▶ **EXERCISE OBJECTIVE**:
Check each line of the data for the string "document". Report how many have it, and give nothing else.

▶ **RECORDS**:
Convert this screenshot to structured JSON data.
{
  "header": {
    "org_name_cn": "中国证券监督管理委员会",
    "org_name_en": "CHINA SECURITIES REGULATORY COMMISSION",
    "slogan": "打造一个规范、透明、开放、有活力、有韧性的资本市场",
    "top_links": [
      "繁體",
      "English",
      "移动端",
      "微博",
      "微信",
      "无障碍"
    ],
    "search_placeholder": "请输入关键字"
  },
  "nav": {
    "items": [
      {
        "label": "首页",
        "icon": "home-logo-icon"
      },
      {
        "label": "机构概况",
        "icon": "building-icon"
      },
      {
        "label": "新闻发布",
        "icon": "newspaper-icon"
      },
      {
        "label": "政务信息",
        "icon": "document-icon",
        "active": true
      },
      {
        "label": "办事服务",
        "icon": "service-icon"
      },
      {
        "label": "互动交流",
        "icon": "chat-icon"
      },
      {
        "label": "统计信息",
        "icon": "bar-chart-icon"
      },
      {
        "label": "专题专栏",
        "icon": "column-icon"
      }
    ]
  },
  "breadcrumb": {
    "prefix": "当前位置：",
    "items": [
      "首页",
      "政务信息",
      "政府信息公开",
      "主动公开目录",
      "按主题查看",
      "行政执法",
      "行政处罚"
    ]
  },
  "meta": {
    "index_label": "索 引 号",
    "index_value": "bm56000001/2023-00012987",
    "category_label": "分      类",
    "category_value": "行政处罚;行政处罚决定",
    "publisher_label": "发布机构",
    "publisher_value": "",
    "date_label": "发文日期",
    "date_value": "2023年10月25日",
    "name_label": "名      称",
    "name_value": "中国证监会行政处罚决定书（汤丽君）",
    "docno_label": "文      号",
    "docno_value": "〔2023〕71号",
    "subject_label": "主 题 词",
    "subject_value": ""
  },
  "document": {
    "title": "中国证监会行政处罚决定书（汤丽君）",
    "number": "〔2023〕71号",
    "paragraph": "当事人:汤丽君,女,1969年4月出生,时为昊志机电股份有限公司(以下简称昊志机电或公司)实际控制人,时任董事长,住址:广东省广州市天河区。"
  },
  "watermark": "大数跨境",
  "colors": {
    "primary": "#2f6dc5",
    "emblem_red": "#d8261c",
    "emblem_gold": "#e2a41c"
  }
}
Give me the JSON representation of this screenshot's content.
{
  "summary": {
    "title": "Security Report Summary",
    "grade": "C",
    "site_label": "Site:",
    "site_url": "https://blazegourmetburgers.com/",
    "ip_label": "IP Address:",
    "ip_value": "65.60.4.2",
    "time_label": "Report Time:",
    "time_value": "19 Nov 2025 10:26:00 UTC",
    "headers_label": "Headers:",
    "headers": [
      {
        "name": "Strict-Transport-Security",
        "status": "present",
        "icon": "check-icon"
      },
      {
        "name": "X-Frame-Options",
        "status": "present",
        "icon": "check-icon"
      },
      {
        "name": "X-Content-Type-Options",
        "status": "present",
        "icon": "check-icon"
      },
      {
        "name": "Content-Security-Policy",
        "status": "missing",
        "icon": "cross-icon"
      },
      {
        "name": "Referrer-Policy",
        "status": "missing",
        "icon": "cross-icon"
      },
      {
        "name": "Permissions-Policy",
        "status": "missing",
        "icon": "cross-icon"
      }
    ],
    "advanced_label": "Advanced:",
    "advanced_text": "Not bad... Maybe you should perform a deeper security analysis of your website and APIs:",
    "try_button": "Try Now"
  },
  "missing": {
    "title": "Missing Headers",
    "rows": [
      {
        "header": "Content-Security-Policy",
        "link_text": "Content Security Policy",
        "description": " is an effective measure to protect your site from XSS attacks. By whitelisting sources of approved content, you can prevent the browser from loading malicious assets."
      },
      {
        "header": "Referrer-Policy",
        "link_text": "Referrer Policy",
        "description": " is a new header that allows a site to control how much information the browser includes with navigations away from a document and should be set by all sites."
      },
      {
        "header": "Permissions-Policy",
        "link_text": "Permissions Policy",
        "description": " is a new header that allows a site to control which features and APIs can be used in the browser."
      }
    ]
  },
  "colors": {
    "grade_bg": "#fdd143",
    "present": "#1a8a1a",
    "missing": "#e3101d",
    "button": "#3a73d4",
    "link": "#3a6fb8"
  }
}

▶ **EXERCISE RESULT**:
3